## Activity:
Would you output all the lines below precisely as they stand, leaving each picture out?

## Listed records:

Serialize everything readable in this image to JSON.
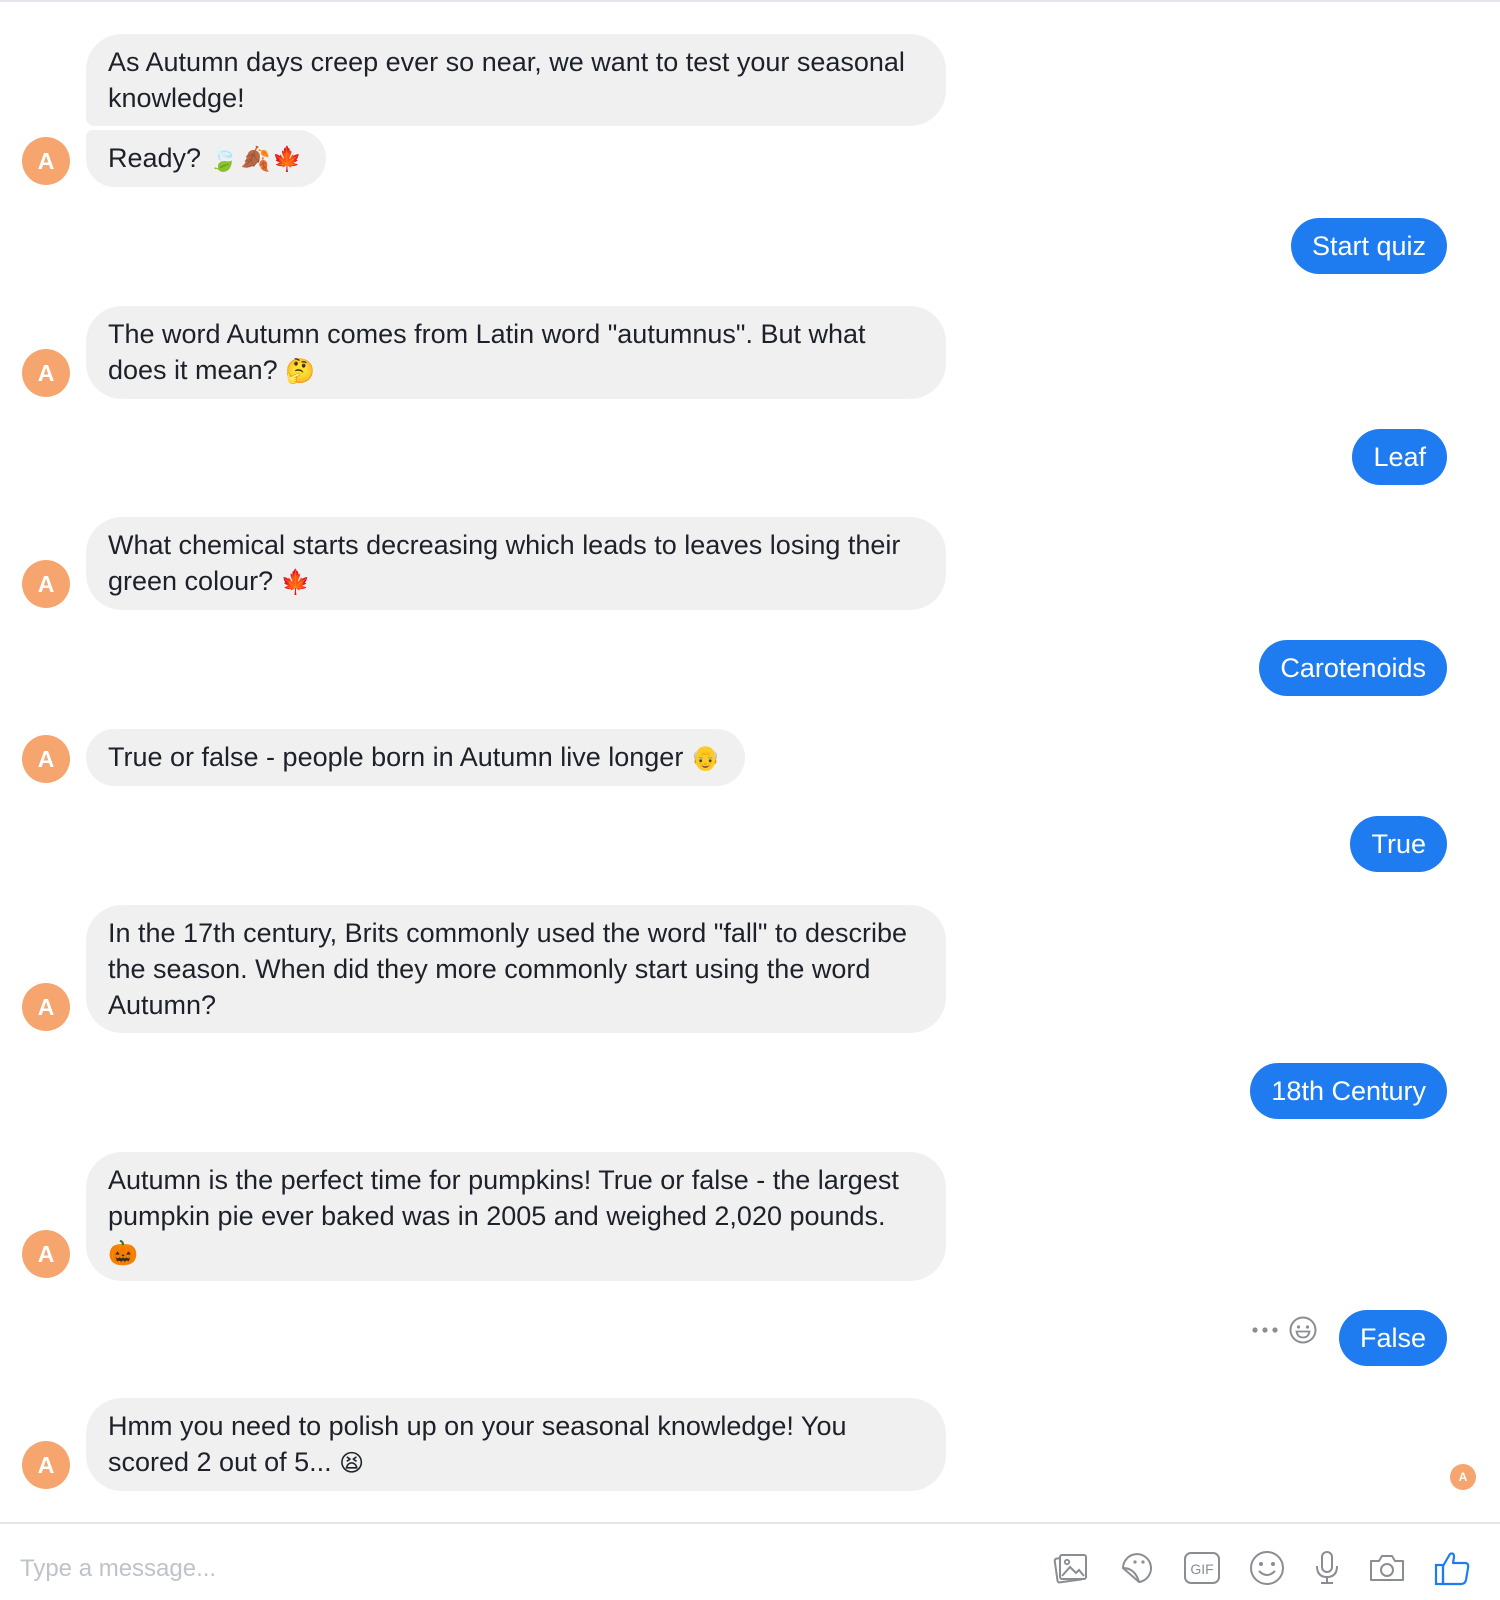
{
  "bot": {
    "avatar_letter": "A",
    "messages": [
      {
        "text": "As Autumn days creep ever so near, we want to test your seasonal knowledge!",
        "emoji": ""
      },
      {
        "text": "Ready?",
        "emoji": "🍃🍂🍁"
      },
      {
        "text": "The word Autumn comes from Latin word \"autumnus\". But what does it mean?",
        "emoji": "🤔"
      },
      {
        "text": "What chemical starts decreasing which leads to leaves losing their green colour?",
        "emoji": "🍁"
      },
      {
        "text": "True or false - people born in Autumn live longer",
        "emoji": "👴"
      },
      {
        "text": "In the 17th century, Brits commonly used the word \"fall\" to describe the season. When did they more commonly start using the word Autumn?",
        "emoji": ""
      },
      {
        "text": "Autumn is the perfect time for pumpkins! True or false - the largest pumpkin pie ever baked was in 2005 and weighed 2,020 pounds.",
        "emoji": "🎃"
      },
      {
        "text": "Hmm you need to polish up on your seasonal knowledge! You scored 2 out of 5...",
        "emoji": "😫"
      }
    ]
  },
  "user": {
    "replies": [
      "Start quiz",
      "Leaf",
      "Carotenoids",
      "True",
      "18th Century",
      "False"
    ]
  },
  "read_receipt_letter": "A",
  "composer": {
    "placeholder": "Type a message...",
    "value": "",
    "icons": [
      "gallery-icon",
      "sticker-icon",
      "gif-icon",
      "emoji-icon",
      "microphone-icon",
      "camera-icon",
      "thumbs-up-icon"
    ],
    "gif_label": "GIF"
  },
  "colors": {
    "bot_bubble": "#f1f0f0",
    "user_bubble": "#1e7cf0",
    "avatar": "#f5a56d",
    "composer_icons": "#8a8d91",
    "like_icon": "#1e7cf0"
  }
}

## Response box:
Serialize everything readable in this image to JSON.
{
  "bot": {
    "avatar_letter": "A",
    "messages": [
      {
        "text": "As Autumn days creep ever so near, we want to test your seasonal knowledge!",
        "emoji": ""
      },
      {
        "text": "Ready?",
        "emoji": "🍃🍂🍁"
      },
      {
        "text": "The word Autumn comes from Latin word \"autumnus\". But what does it mean?",
        "emoji": "🤔"
      },
      {
        "text": "What chemical starts decreasing which leads to leaves losing their green colour?",
        "emoji": "🍁"
      },
      {
        "text": "True or false - people born in Autumn live longer",
        "emoji": "👴"
      },
      {
        "text": "In the 17th century, Brits commonly used the word \"fall\" to describe the season. When did they more commonly start using the word Autumn?",
        "emoji": ""
      },
      {
        "text": "Autumn is the perfect time for pumpkins! True or false - the largest pumpkin pie ever baked was in 2005 and weighed 2,020 pounds.",
        "emoji": "🎃"
      },
      {
        "text": "Hmm you need to polish up on your seasonal knowledge! You scored 2 out of 5...",
        "emoji": "😫"
      }
    ]
  },
  "user": {
    "replies": [
      "Start quiz",
      "Leaf",
      "Carotenoids",
      "True",
      "18th Century",
      "False"
    ]
  },
  "read_receipt_letter": "A",
  "composer": {
    "placeholder": "Type a message...",
    "value": "",
    "icons": [
      "gallery-icon",
      "sticker-icon",
      "gif-icon",
      "emoji-icon",
      "microphone-icon",
      "camera-icon",
      "thumbs-up-icon"
    ],
    "gif_label": "GIF"
  },
  "colors": {
    "bot_bubble": "#f1f0f0",
    "user_bubble": "#1e7cf0",
    "avatar": "#f5a56d",
    "composer_icons": "#8a8d91",
    "like_icon": "#1e7cf0"
  }
}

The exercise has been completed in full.